Evening darkness came so early today that I had to look up daylight savings time for 2013. The hope being that it would come soon. (And it will: March 10th for the States.)
It's one of those days when it just feels dark outside no matter what time the sun sets. I cannot complain about the thermometer reading: 31 degrees at dusk. But weather.com tells me it feels like 18 out there and though I avoid having someone tell me what I should feel, I have to admit -- that's a pretty accurate assessment. Maybe 8 would be an even better guess as to how it felt walking to the donkey car after work.
The wind right now is brutal.
Of course, it's tough to give you a photo of a winter wind. There are the shivering trees. And the blowing snows across country roads (our snow cover isn't substantial right now, but what little there is blows right across, as if being chased by some holy terror). But the howl, the force of the wind is far greater than that. I'm thinking maybe I should detour just by a block or two and swing toward lake Monona, for a brief look out there.
(yes, there is a lonely figure braving the winds in the middle of the lake)
It was so cold that I lasted all of five seconds.
(and a hut with a fisherman in it)
Two photos and I am back inside the donkey car, thanking the little engine for producing a good, warm stream of air.
At home, I can hear the wind howling, loud and strong. Snow is coming down now. Or coming at us, in a horizontal direction. It would be a perfect day for staying put, not venturing anywhere at all, except, our town has a Common Council meeting tonight and both Ed and I want to present our reasons for stalling development just to the east of us. So after a quick supper of eggs and various veggies and a salad (the only color you'll get here today)...
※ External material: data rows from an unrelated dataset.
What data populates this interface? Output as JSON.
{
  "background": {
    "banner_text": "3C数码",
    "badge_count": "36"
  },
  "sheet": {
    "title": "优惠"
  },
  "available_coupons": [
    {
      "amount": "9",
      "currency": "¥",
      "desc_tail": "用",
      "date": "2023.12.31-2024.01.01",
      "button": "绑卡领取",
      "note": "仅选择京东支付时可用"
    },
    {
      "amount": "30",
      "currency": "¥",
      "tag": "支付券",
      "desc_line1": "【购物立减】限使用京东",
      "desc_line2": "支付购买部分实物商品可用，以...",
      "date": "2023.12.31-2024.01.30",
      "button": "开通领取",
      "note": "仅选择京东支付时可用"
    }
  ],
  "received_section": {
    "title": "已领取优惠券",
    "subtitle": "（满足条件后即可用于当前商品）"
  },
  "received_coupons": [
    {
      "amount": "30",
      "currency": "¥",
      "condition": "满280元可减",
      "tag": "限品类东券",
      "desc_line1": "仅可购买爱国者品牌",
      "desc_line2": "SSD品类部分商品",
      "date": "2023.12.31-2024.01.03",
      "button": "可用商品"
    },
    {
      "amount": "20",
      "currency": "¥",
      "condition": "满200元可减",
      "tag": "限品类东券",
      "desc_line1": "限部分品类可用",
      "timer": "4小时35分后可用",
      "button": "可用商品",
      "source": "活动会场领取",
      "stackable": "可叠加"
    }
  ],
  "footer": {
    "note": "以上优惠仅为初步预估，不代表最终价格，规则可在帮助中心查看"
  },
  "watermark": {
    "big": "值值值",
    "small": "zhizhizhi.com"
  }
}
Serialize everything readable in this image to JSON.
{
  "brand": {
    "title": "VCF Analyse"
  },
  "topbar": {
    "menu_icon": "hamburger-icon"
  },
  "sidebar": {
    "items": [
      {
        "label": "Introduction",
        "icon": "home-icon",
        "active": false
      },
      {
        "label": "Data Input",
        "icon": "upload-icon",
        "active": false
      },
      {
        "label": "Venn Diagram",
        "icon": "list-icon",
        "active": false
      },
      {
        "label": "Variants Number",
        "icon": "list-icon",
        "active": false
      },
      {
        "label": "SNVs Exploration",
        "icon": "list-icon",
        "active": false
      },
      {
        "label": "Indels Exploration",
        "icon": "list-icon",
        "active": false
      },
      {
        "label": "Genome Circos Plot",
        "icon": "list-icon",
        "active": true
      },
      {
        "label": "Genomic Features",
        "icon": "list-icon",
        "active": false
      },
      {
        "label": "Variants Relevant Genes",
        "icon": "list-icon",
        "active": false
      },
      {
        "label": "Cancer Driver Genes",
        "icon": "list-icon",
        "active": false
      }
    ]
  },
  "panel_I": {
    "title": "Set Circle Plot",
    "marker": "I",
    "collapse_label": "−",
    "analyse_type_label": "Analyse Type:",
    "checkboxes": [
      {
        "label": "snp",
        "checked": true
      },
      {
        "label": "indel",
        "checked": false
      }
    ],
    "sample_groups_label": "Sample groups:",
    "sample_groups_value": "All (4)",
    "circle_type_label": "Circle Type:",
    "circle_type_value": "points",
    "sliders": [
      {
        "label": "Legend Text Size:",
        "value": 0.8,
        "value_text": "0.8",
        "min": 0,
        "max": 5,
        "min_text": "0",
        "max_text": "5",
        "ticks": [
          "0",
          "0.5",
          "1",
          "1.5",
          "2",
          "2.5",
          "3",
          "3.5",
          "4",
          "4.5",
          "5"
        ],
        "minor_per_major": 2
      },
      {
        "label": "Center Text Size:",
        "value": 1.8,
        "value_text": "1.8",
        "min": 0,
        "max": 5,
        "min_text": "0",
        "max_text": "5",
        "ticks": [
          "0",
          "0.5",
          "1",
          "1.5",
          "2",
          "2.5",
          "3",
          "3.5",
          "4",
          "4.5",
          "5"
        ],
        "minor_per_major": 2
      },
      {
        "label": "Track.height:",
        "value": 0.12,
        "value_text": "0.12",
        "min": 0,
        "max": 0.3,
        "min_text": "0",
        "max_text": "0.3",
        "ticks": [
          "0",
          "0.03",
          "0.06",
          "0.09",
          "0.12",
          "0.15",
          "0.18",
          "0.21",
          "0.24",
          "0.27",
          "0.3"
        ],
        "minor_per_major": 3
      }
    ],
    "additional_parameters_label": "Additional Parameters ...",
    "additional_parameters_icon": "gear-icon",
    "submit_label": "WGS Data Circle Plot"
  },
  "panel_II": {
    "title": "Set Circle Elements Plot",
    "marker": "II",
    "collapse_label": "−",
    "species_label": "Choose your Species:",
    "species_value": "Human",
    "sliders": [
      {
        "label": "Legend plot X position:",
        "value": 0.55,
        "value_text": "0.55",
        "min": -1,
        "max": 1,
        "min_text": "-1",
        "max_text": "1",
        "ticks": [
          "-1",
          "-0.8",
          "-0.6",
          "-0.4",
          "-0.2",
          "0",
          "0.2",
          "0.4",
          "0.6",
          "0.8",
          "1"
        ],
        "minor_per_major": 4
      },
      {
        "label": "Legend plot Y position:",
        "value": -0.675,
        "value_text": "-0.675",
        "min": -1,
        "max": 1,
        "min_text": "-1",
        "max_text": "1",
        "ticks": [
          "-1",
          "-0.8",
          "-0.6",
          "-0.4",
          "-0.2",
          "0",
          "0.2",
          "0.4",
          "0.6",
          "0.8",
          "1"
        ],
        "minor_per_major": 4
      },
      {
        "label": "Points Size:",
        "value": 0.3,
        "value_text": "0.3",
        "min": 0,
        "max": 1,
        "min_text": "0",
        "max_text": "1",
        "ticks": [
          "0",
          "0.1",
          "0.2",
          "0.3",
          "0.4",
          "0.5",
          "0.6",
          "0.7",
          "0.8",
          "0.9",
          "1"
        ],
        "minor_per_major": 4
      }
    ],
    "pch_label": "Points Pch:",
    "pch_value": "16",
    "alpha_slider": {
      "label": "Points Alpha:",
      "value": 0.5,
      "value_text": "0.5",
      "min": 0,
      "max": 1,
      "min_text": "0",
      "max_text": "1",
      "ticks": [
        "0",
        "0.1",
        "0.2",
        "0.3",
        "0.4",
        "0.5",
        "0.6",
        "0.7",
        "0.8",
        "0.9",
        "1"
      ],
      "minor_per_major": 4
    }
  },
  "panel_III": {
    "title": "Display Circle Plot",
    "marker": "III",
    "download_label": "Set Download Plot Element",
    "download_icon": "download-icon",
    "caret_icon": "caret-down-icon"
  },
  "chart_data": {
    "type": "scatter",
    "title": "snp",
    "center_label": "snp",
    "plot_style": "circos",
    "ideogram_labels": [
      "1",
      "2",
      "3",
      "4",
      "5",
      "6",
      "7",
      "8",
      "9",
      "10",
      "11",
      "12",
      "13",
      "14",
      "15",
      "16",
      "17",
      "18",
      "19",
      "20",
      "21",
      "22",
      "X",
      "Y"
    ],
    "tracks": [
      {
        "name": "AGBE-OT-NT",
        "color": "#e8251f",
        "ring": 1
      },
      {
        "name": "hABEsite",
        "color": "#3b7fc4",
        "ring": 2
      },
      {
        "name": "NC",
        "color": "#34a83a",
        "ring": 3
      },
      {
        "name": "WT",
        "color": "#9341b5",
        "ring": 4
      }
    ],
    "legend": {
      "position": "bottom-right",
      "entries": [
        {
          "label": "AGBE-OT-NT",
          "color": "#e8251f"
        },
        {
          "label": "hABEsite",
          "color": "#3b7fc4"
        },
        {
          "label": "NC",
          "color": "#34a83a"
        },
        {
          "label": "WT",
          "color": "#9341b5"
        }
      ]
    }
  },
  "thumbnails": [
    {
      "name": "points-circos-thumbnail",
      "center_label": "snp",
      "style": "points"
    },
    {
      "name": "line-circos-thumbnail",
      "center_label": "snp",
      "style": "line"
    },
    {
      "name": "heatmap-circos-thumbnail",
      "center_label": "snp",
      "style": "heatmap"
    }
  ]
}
...we bundle up and emboldened, we set out. At the meeting, we say our stuff, listen to the vote (it's never in our favor, but we're chipping away, at least at the edges) and then, finally, we retreat to the farmhouse right as the blizzard-like snows add fresh layers of thick white stuff to the landscape.
Four deer stand by the road and watch the old donkey car struggle up the snow covered pavement. The wind continues to cause the trees to shiver. The night sounds of owls will be muted tonight, indecipherable. Instead, we'll listen to a loud roar, a gust, another roar. A concert of winter noises. I'm hoping it's the season's crescendo. That in a day or two, maybe three, we'll have moved on. To spring.